People may recognize female filmmaker Ava DuVernay’s name for her recent film, “Selma,” but the series will feature her lesser-known film “I Will Follow” showing on Aug. 18.
The first film to be shown in the series, “Jeanne Dielman, 23, quai du Commerce, 1080 Bruxelles” has been shown before at the Wex, but Filipi said this screening has added resonance because the filmmaker, Chantal Akerman, died earlier this year. Following a woman leading a double-life, he described it as “one of the key films in feminist filmmaking.”
“It’s just a film that seems to grow in importance with every year that goes by,” he said.
Filipi said the opening weekend for the series brings great diversity kicking off with “Jean Dielman.” Saturday brings “North Country,” a film about a woman who leads a labor strike with Charlize Theron, and Sunday presents and the action thriller starring Sigourney Weaver, “Aliens.”

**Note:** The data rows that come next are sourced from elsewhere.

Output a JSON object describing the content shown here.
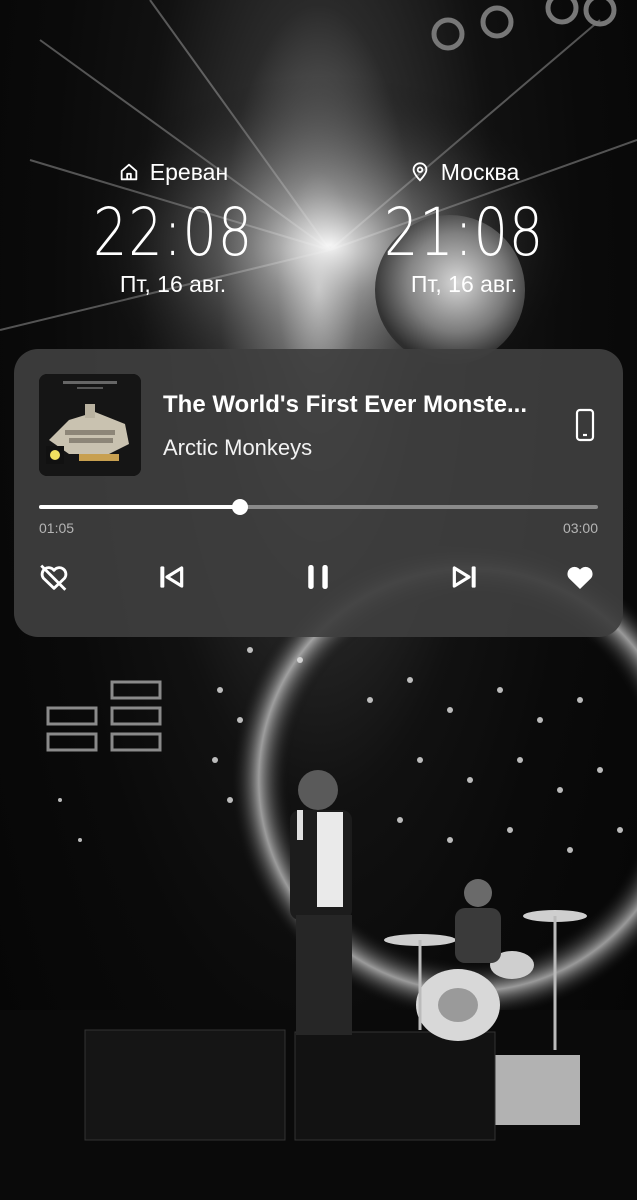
{
  "clocks": [
    {
      "city": "Ереван",
      "icon": "home-icon",
      "time": "22:08",
      "date": "Пт, 16 авг."
    },
    {
      "city": "Москва",
      "icon": "location-pin-icon",
      "time": "21:08",
      "date": "Пт, 16 авг."
    }
  ],
  "media": {
    "title": "The World's First Ever Monste...",
    "artist": "Arctic Monkeys",
    "elapsed": "01:05",
    "total": "03:00",
    "progress_fraction": 0.36,
    "controls": {
      "dislike_icon": "broken-heart-icon",
      "previous_icon": "skip-previous-icon",
      "play_pause_icon": "pause-icon",
      "next_icon": "skip-next-icon",
      "like_icon": "heart-icon",
      "output_icon": "phone-device-icon"
    }
  },
  "colors": {
    "card_background": "#3e3e3e",
    "progress_played": "#ffffff",
    "progress_remaining": "#8a8a8a",
    "text_primary": "#ffffff",
    "text_secondary": "#b5b5b5"
  }
}
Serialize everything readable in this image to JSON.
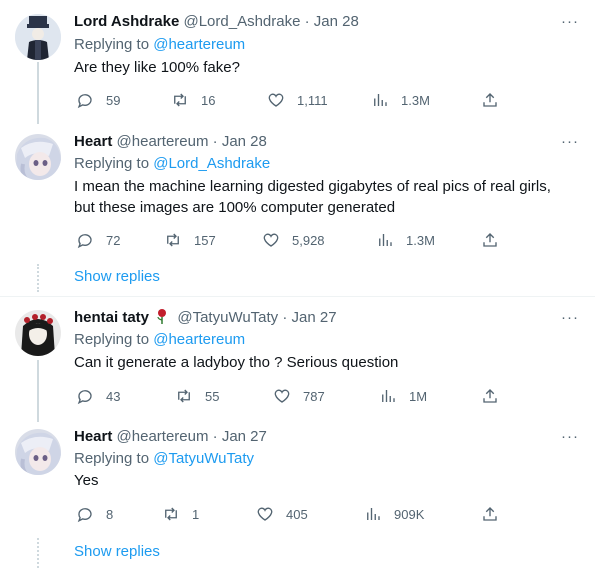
{
  "colors": {
    "accent": "#1d9bf0",
    "muted": "#536471",
    "text": "#0f1419"
  },
  "tweets": [
    {
      "name": "Lord Ashdrake",
      "handle": "@Lord_Ashdrake",
      "sep": "·",
      "date": "Jan 28",
      "replying_prefix": "Replying to ",
      "replying_to": "@heartereum",
      "text": "Are they like 100% fake?",
      "replies": "59",
      "retweets": "16",
      "likes": "1,111",
      "views": "1.3M"
    },
    {
      "name": "Heart",
      "handle": "@heartereum",
      "sep": "·",
      "date": "Jan 28",
      "replying_prefix": "Replying to ",
      "replying_to": "@Lord_Ashdrake",
      "text": "I mean the machine learning digested gigabytes of real pics of real girls, but these images are 100% computer generated",
      "replies": "72",
      "retweets": "157",
      "likes": "5,928",
      "views": "1.3M",
      "show_replies": "Show replies"
    },
    {
      "name": "hentai taty",
      "handle": "@TatyuWuTaty",
      "sep": "·",
      "date": "Jan 27",
      "replying_prefix": "Replying to ",
      "replying_to": "@heartereum",
      "text": "Can it generate a ladyboy tho ? Serious question",
      "replies": "43",
      "retweets": "55",
      "likes": "787",
      "views": "1M"
    },
    {
      "name": "Heart",
      "handle": "@heartereum",
      "sep": "·",
      "date": "Jan 27",
      "replying_prefix": "Replying to ",
      "replying_to": "@TatyuWuTaty",
      "text": "Yes",
      "replies": "8",
      "retweets": "1",
      "likes": "405",
      "views": "909K",
      "show_replies": "Show replies"
    }
  ],
  "icons": {
    "more": "more-icon",
    "reply": "reply-icon",
    "retweet": "retweet-icon",
    "like": "like-icon",
    "views": "views-icon",
    "share": "share-icon",
    "rose": "rose-icon"
  }
}
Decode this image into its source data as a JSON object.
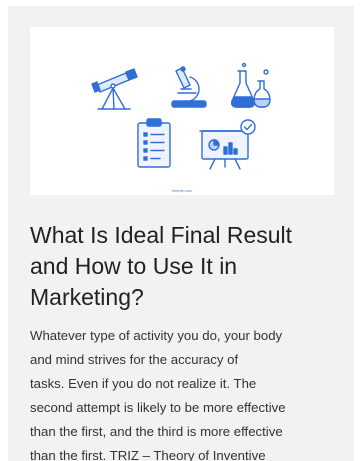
{
  "article": {
    "image": {
      "caption": "freepik.com",
      "icons": [
        "telescope-icon",
        "microscope-icon",
        "flasks-icon",
        "clipboard-icon",
        "presentation-board-icon"
      ],
      "accent_color": "#2f6fd6"
    },
    "title": "What Is Ideal Final Result\nand How to Use It in\nMarketing?",
    "excerpt": "Whatever type of activity you do, your body\nand mind strives for the accuracy of\ntasks. Even if you do not realize it. The\nsecond attempt is likely to be more effective\nthan the first, and the third is more effective\nthan the first. TRIZ – Theory of Inventive"
  }
}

When thinking of fierce women in film, Filipi said that action stars such as Uma Thurman in “Kill Bill” or female-led Chinese martial arts films were the first to come to mind. He added that while films like “Haywire,” showing Aug. 27, represent physical strength, the group of curators found it important to also display female characters that were strong in less-obvious ways.
Curator of the Film/Video Studio Program at the Wex, Jennifer Lange, cited the examples of “Winter’s Bone” and “Wanda,” both playing on Aug. 4, as displays of more subdued strength from the female characters.
“It’s not kicking ass in the male definition of kicking ass,” Lange said. “I think women all the time are kicking ass in various aspects of their lives and they’re doing it in quiet ways and subtle ways. I think those are the more interesting ways because those are the more real ways that we’re living and overcoming obstacles and challenges in the real world.”
In conjunction with the film series, the OSU Billy Ireland Cartoon Museum lent some clippings of the 1970’s comic strip, “Friday Foster” to display outside the theater. It was the first comic strip to feature a female African-American lead and also served as inspiration for the film of the same name, playing on July 14.
Additionally, in correspondence with the summer film series, Lange choose female-led films to show in The Box. Columbus-born Jennifer Reeder’s “The Devil Inside” will be playing through the end of July and the 1978 film “Dara Birnbaum Technology/Transformation: Wonder Woman” will be presented in August.
All films in the series begin at 7 p.m in the Film/Video Theater. General Admission is $8 and $6 for students.